Whenever I do go down there to see everyone, it feels like a warm bath. It’s lovely to be surrounded by my family and friends and sometimes I really do wonder if moving abroad was the right decision, but then I look at how much I have grown and the little life I’ve established here and it made me realise that I did something right. But there are moments where I really hate being so far away from everyone I love. It makes me wish that sometimes I wasn’t so adventurous and found contentment in a simpler life, closer to the ones I love. But then I think about a quote my mom once sent me:

”Hearts are wild creatures, that’s why our ribs are cages”.

I see where she was getting at.. I used to ALWAYS follow my head and play it safe, but it also made me very unhappy. The one moment I decided to follow my heart was the decision to move countries, something lots of people in my direct circle never expected of someone like me. But I still try to protect my heart from things that may hurt it, so I keep it tucked deep within me, within my ribs. Isolating myself is a bad coping mechanism I’ve created over the years and I am not very proud of it, but it has always worked. Now that I live so far away from my loved ones it’s even easier, although I try not to. Staying away from the place that confronts me; my own bloody home, is easy, but it’s not a solution. It’s bittersweet really, because this longing for being with my family comes with this fear, this sense of anxiety of returning to my home, because of the events that have occurred there 4 years ago, not even to mention that this month marks the fourth year since my mother has passed.

So in a way, this upcoming trip has given me a lot of sleepless nights too. I procrastinated booking my flight and letting my family know if I’d be there, because of this tug-of-war in my head. However, I knew I couldn’t stay away. This is a milestone in my grandparents’ lives and they had already considered holding it off, since my mother couldn’t be there too. And I can relate to this feeling, because I’ve been there too. I didn’t want to marry or have kids if she wouldn’t be there to experience it, but in the end, life doesn’t stop because her life ended. So I’m proud of my grandparents for deciding that they’d celebrate anyway. I couldn’t say no when they asked me if I’d come too, knowing that they’d already have one empty chair at that table. I didn’t want them to have to look at yet another empty chair at that dining table. And I’m happy that I get to see them again. Spending time with them is fun. They’re amazing people and I am so grateful to still have them.

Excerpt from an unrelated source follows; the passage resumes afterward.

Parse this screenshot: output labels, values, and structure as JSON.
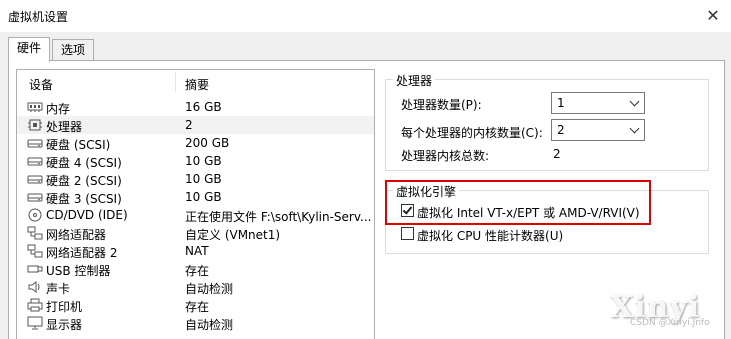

Life is strange. It’s incredible how much impact the loss of ONE person can have on so many lives. My mother’s death may have caused us to be far apart from one another, but our bond is closer than ever. I only get to spend 4 days in the Netherlands, not very long, but my loss also taught me to cherish those moments, as big or as little as they may seem.

As my favourite Disney character once said:

”This is my family. It’s little and broken, but still good.
Yeah, still good”

To all of you reading this,

Hug your loved ones a little tighter today. You never for how much longer you’ll have them..

– Naiyee